I awoke at four in the morning on April 21st, a mild headache telling me a glass of water and a little fresh air was necessary. Downstairs, my water in my hand, I at last became aware that while I slept, winter had made a late visit to southern Ohio. It was not much snow, a centimeter’s dusting on the grass if that. But once again I was transported back to the long, dark, wonderful winter. Standing outside, just breathing, I became aware of how much fresh snow can sparkle like shovelfuls of little diamonds, and how trees lightly dusted take on a special contrast, this time intensified by the fresh spring leaves upon which the snow clung. Today, I have watched the change from winter to spring, all in one day: hearing the snow clump off the trees in wet, warm slops, watching the world turn from white to green hour by hour, feeling the cold air warm itself into a puddle-jump spring day. Yes, some days it is easier to get caught up in the wonder of the world. Perhaps because some days remind you to simply be.
Here at the Jesuit Spiritual Center, we interns generally stay on ten months, from August to May. We see all the seasons here in that time. Seeing two of them today, I allow myself to get lost in the memories of the year. Do you remember how the snow fell in winter? Do you recall all the inventive ways people learned how to give out candy in a socially distanced manner for Halloween? Do you recall the first day you heard the thunderous return of the geese? These are good memories of place, and they remind me that the world, and God, can go on without my petty neurotic egotism, my mewling over past mistakes, my all-too-common wrapping up of myself, in myself.
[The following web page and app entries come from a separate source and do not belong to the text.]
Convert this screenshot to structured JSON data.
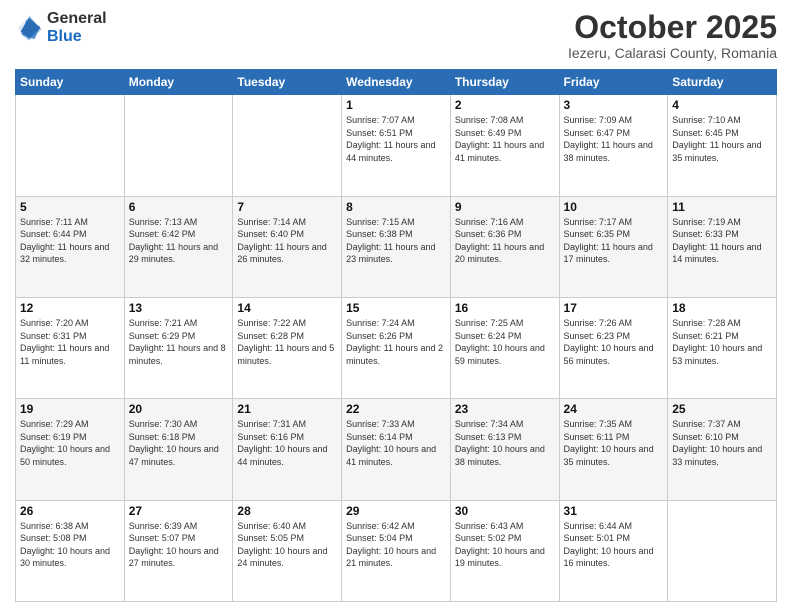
{
  "logo": {
    "general": "General",
    "blue": "Blue"
  },
  "title": "October 2025",
  "location": "Iezeru, Calarasi County, Romania",
  "days_of_week": [
    "Sunday",
    "Monday",
    "Tuesday",
    "Wednesday",
    "Thursday",
    "Friday",
    "Saturday"
  ],
  "weeks": [
    [
      {
        "day": "",
        "info": ""
      },
      {
        "day": "",
        "info": ""
      },
      {
        "day": "",
        "info": ""
      },
      {
        "day": "1",
        "info": "Sunrise: 7:07 AM\nSunset: 6:51 PM\nDaylight: 11 hours\nand 44 minutes."
      },
      {
        "day": "2",
        "info": "Sunrise: 7:08 AM\nSunset: 6:49 PM\nDaylight: 11 hours\nand 41 minutes."
      },
      {
        "day": "3",
        "info": "Sunrise: 7:09 AM\nSunset: 6:47 PM\nDaylight: 11 hours\nand 38 minutes."
      },
      {
        "day": "4",
        "info": "Sunrise: 7:10 AM\nSunset: 6:45 PM\nDaylight: 11 hours\nand 35 minutes."
      }
    ],
    [
      {
        "day": "5",
        "info": "Sunrise: 7:11 AM\nSunset: 6:44 PM\nDaylight: 11 hours\nand 32 minutes."
      },
      {
        "day": "6",
        "info": "Sunrise: 7:13 AM\nSunset: 6:42 PM\nDaylight: 11 hours\nand 29 minutes."
      },
      {
        "day": "7",
        "info": "Sunrise: 7:14 AM\nSunset: 6:40 PM\nDaylight: 11 hours\nand 26 minutes."
      },
      {
        "day": "8",
        "info": "Sunrise: 7:15 AM\nSunset: 6:38 PM\nDaylight: 11 hours\nand 23 minutes."
      },
      {
        "day": "9",
        "info": "Sunrise: 7:16 AM\nSunset: 6:36 PM\nDaylight: 11 hours\nand 20 minutes."
      },
      {
        "day": "10",
        "info": "Sunrise: 7:17 AM\nSunset: 6:35 PM\nDaylight: 11 hours\nand 17 minutes."
      },
      {
        "day": "11",
        "info": "Sunrise: 7:19 AM\nSunset: 6:33 PM\nDaylight: 11 hours\nand 14 minutes."
      }
    ],
    [
      {
        "day": "12",
        "info": "Sunrise: 7:20 AM\nSunset: 6:31 PM\nDaylight: 11 hours\nand 11 minutes."
      },
      {
        "day": "13",
        "info": "Sunrise: 7:21 AM\nSunset: 6:29 PM\nDaylight: 11 hours\nand 8 minutes."
      },
      {
        "day": "14",
        "info": "Sunrise: 7:22 AM\nSunset: 6:28 PM\nDaylight: 11 hours\nand 5 minutes."
      },
      {
        "day": "15",
        "info": "Sunrise: 7:24 AM\nSunset: 6:26 PM\nDaylight: 11 hours\nand 2 minutes."
      },
      {
        "day": "16",
        "info": "Sunrise: 7:25 AM\nSunset: 6:24 PM\nDaylight: 10 hours\nand 59 minutes."
      },
      {
        "day": "17",
        "info": "Sunrise: 7:26 AM\nSunset: 6:23 PM\nDaylight: 10 hours\nand 56 minutes."
      },
      {
        "day": "18",
        "info": "Sunrise: 7:28 AM\nSunset: 6:21 PM\nDaylight: 10 hours\nand 53 minutes."
      }
    ],
    [
      {
        "day": "19",
        "info": "Sunrise: 7:29 AM\nSunset: 6:19 PM\nDaylight: 10 hours\nand 50 minutes."
      },
      {
        "day": "20",
        "info": "Sunrise: 7:30 AM\nSunset: 6:18 PM\nDaylight: 10 hours\nand 47 minutes."
      },
      {
        "day": "21",
        "info": "Sunrise: 7:31 AM\nSunset: 6:16 PM\nDaylight: 10 hours\nand 44 minutes."
      },
      {
        "day": "22",
        "info": "Sunrise: 7:33 AM\nSunset: 6:14 PM\nDaylight: 10 hours\nand 41 minutes."
      },
      {
        "day": "23",
        "info": "Sunrise: 7:34 AM\nSunset: 6:13 PM\nDaylight: 10 hours\nand 38 minutes."
      },
      {
        "day": "24",
        "info": "Sunrise: 7:35 AM\nSunset: 6:11 PM\nDaylight: 10 hours\nand 35 minutes."
      },
      {
        "day": "25",
        "info": "Sunrise: 7:37 AM\nSunset: 6:10 PM\nDaylight: 10 hours\nand 33 minutes."
      }
    ],
    [
      {
        "day": "26",
        "info": "Sunrise: 6:38 AM\nSunset: 5:08 PM\nDaylight: 10 hours\nand 30 minutes."
      },
      {
        "day": "27",
        "info": "Sunrise: 6:39 AM\nSunset: 5:07 PM\nDaylight: 10 hours\nand 27 minutes."
      },
      {
        "day": "28",
        "info": "Sunrise: 6:40 AM\nSunset: 5:05 PM\nDaylight: 10 hours\nand 24 minutes."
      },
      {
        "day": "29",
        "info": "Sunrise: 6:42 AM\nSunset: 5:04 PM\nDaylight: 10 hours\nand 21 minutes."
      },
      {
        "day": "30",
        "info": "Sunrise: 6:43 AM\nSunset: 5:02 PM\nDaylight: 10 hours\nand 19 minutes."
      },
      {
        "day": "31",
        "info": "Sunrise: 6:44 AM\nSunset: 5:01 PM\nDaylight: 10 hours\nand 16 minutes."
      },
      {
        "day": "",
        "info": ""
      }
    ]
  ]
}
In reflection like this, I am free again to give to God and this day some of the only things that matter: gratitude, and love.